As always, the R9 295X2’s competition will be a mix of dual video card setups such as dual R9 290Xs and dual GTX 780 Tis, and of course NVIDIA’s forthcoming dual-GPU card. When it comes to dual video card setups the latter will always be cheaper than a single dual-GPU card, so the difference lies in the smaller space requirements of a single video card and the power/heat/noise savings that such a card provides. In the AMD ecosystem the reference 290X is dogged by its loud reference cooler, so as we’ll see in our test results the R9 295X2 will have a significant advantage over the 290X when it comes to noise.
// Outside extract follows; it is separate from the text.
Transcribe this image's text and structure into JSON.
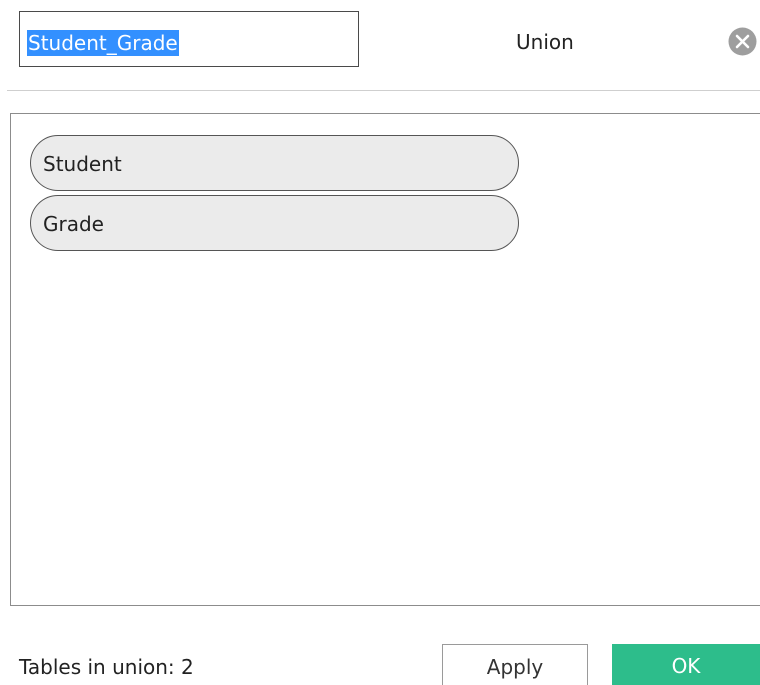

Meanwhile in NVIDIA’s ecosystem, NVIDIA has the dual GTX 780 Ti, the dual GTX Titan Black, and the GTX Titan Z. The dual GTX 780 Ti is going to be closest competitor to the R9 295X2 at roughly $1350, with a pair of GTX Titan Blacks carrying both a performance edge and a significant price premium. As for the GTX Titan Z, NVIDIA’s forthcoming dual-GPU card is scheduled to launch later this month, and while it should be a performance powerhouse it’s also going to retail at $3000, twice the price of the R9 295X2. So although the GTX Titan Z can be used for gaming, we’re expecting it to be leveraged more for its compute performance than its gaming performance. In any case based on NVIDIA’s theoretical performance figures we have a strong suspicion that the GTX Titan Z is underclocked for TDP reasons, so it remains to be seen whether it’s even gaming performance competitive with the R9 295X2.

For availability the R9 295X2 will be a soft launch for AMD, with AMD announcing the card 2 weeks ahead of its expected retail date. AMD tells us that the card should start appearing at retailers and in boutique systems on the week of April 21st, and while multiple AMD partners will be offering this card we don’t have a complete list of partners at this time (but expect it to be a short list). The good news is that unlike most of AMD’s recent product launches, we aren’t expecting availability to be a significant problem. Due to the price premium over a pair of 290Xs and recent drops in cryptocoin value, it’s unlikely that miners will want the 295X2, meaning the demand and customer base should follow the more traditional gamer demand curves.

Finally, it’s worth noting that unlike the launch of the 7990, AMD isn’t doing any game bundle promotions for the R9 295X2. AMD hasn’t been nearly as aggressive on game bundles this year, and in the case of the R9 295X2 there isn’t a specific product (e.g. GTX Titan) that AMD needs to counter. Any pack-in items – be it games or devices – will be the domain of the board partners this time around. Also, the AMD Mystery Briefcase was just a promotional item, so partners won’t be packing their retail cards quite so extravagantly.